Investigators often face challenges when recruiting participants into randomized controlled trials (RCTs). Inadequate recruitment may prevent studies from detecting significant intervention effects
, cause delays, increase costs, and result in failure to complete trials
[2–4]. An understanding of effective strategies to improve recruitment into clinical trials is particularly relevant for trials of screening interventions, in which participants do not have overt, symptomatic disease so may not be as eager to participate in clinical studies.
A recent Cochrane review concluded that telephone reminders to non-responders, the use of opt-out rather than opt-in procedures (patients have to contact their physician to withhold contact details), and open designs (participants are informed about the treatment they are receiving in the trial) were all effective strategies in improving recruitment of participants to randomized clinical trials. However, some of these strategies have disadvantages. Opt-out procedures are controversial and open designs are unblinded
Some data suggest that telephone follow-up may lead to greater participant enrollment. The Prostate, Lung, Colorectal and Ovarian (PLCO) cancer screening trial demonstrated that the two centers with the highest yield incorporated telephone-based strategies in their recruitment methods: Salt Lake City investigators recruited other household members during follow-up telephone interviews, while Minnesota investigator increased their enrollment rates by 15% through follow-up telephone calls to non-responders four weeks after their initial mail invitations
Furthermore, two RCTs have examined the effectiveness of telephone reminders on recruitment. One study compared telephone reminders to no reminders on recruiting potential participants who did not respond to an initial mail invitation
. Another study compared telephone reminders to mail reminders on recruiting patients to an observational study
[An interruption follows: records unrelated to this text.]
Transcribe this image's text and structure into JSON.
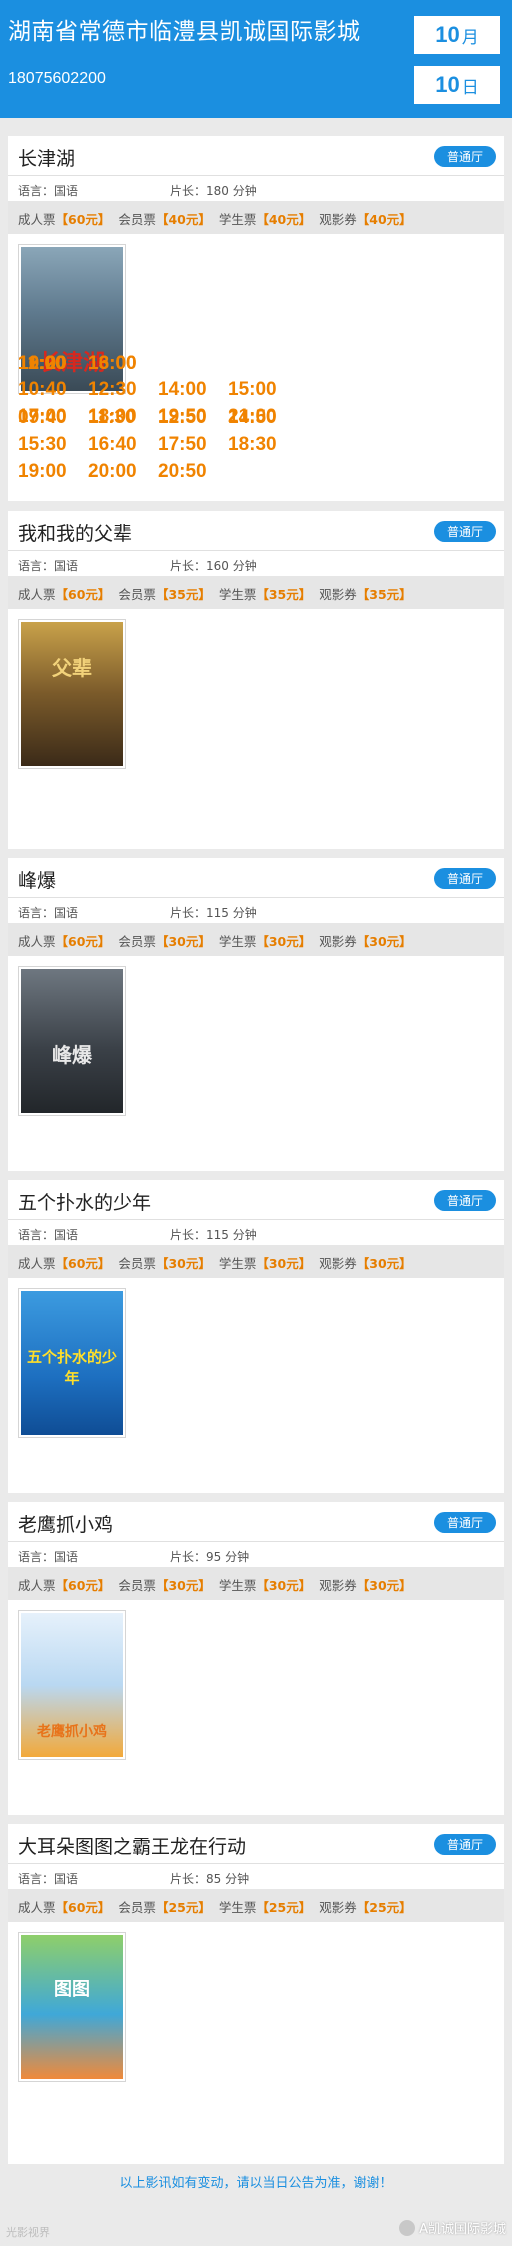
{
  "header": {
    "cinema_name": "湖南省常德市临澧县凯诚国际影城",
    "phone": "18075602200",
    "month_num": "10",
    "month_unit": "月",
    "day_num": "10",
    "day_unit": "日"
  },
  "labels": {
    "lang_prefix": "语言：",
    "duration_prefix": "片长：",
    "adult": "成人票",
    "member": "会员票",
    "student": "学生票",
    "voucher": "观影券"
  },
  "movies": [
    {
      "title": "长津湖",
      "hall": "普通厅",
      "language": "国语",
      "duration": "180 分钟",
      "prices": {
        "adult": "【60元】",
        "member": "【40元】",
        "student": "【40元】",
        "voucher": "【40元】"
      },
      "poster_text": "长津湖",
      "times": [
        "09:40",
        "11:30",
        "12:50",
        "14:50",
        "15:30",
        "16:40",
        "17:50",
        "18:30",
        "19:00",
        "20:00",
        "20:50"
      ]
    },
    {
      "title": "我和我的父辈",
      "hall": "普通厅",
      "language": "国语",
      "duration": "160 分钟",
      "prices": {
        "adult": "【60元】",
        "member": "【35元】",
        "student": "【35元】",
        "voucher": "【35元】"
      },
      "poster_text": "父辈",
      "times": [
        "10:40",
        "12:30",
        "14:00",
        "15:00",
        "17:00",
        "18:00",
        "19:50",
        "21:00"
      ]
    },
    {
      "title": "峰爆",
      "hall": "普通厅",
      "language": "国语",
      "duration": "115 分钟",
      "prices": {
        "adult": "【60元】",
        "member": "【30元】",
        "student": "【30元】",
        "voucher": "【30元】"
      },
      "poster_text": "峰爆",
      "times": [
        "10:20",
        "16:00"
      ]
    },
    {
      "title": "五个扑水的少年",
      "hall": "普通厅",
      "language": "国语",
      "duration": "115 分钟",
      "prices": {
        "adult": "【60元】",
        "member": "【30元】",
        "student": "【30元】",
        "voucher": "【30元】"
      },
      "poster_text": "五个扑水的少年",
      "times": [
        "11:00",
        "13:00"
      ]
    },
    {
      "title": "老鹰抓小鸡",
      "hall": "普通厅",
      "language": "国语",
      "duration": "95 分钟",
      "prices": {
        "adult": "【60元】",
        "member": "【30元】",
        "student": "【30元】",
        "voucher": "【30元】"
      },
      "poster_text": "老鹰抓小鸡",
      "times": [
        "10:00"
      ]
    },
    {
      "title": "大耳朵图图之霸王龙在行动",
      "hall": "普通厅",
      "language": "国语",
      "duration": "85 分钟",
      "prices": {
        "adult": "【60元】",
        "member": "【25元】",
        "student": "【25元】",
        "voucher": "【25元】"
      },
      "poster_text": "图图",
      "times": [
        "12:00"
      ]
    }
  ],
  "footer": {
    "notice": "以上影讯如有变动，请以当日公告为准，谢谢！",
    "watermark_left": "光影视界",
    "watermark_right": "A凯诚国际影城"
  }
}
. The two RCTs found that telephone reminders can increase recruitment by nearly two-fold
[5, 7, 8]. Although promising, telephone-based follow-up is likely to be more time consuming and more costly than alternatives such as mail-based follow-up. Given that only one RCT has directly compared the effectiveness of telephone to mail reminders on recruitment, and that these investigators examined recruitment into an observational study and not into an interventional trial
, the extent to which telephone-based follow-up can increase enrollment compared to mail-based follow-up, particularly into an RCT for screening asymptomatic individuals, remains unclear.
In this paper, we compare the effectiveness of telephone versus mail-based follow-up using recruitment data from the SCOPE trial (Screening for Colorectal Cancer: a randomized trial of virtual colonoscopy, optical colonoscopy and fecal occult blood testing). The SCOPE trial is a study assessing the feasibility of conducting an RCT comparing three colorectal cancer screening interventions among participants enrolled from primary care practices in Ontario, Canada. To recruit patients into the SCOPE trial, potentially eligible patients (that is aged 50 to 70 years old) received a personalized, mailed invitation signed by their primary care physician to take part in colorectal cancer screening. This was based on successful recruitment strategies used in earlier cancer screening studies in our jurisdiction
[9–11]. For individuals who did not respond to this mailed invitation, we were uncertain whether telephone or mail follow-up would result in greater enrollment rates.
Therefore, the objective of the current study was to directly compare, among individuals who did not respond to an initial mailed invitation to take part in the SCOPE trial, the effects of telephone versus mail follow-up at four weeks on attendance rates with the study nurse for eligibility screening and enrollment rates into the SCOPE trial. We hypothesized that patients randomized to telephone-based follow-up would be more likely to attend for eligibility screening and be enrolled into the SCOPE trial than those randomized to mail-based follow-up.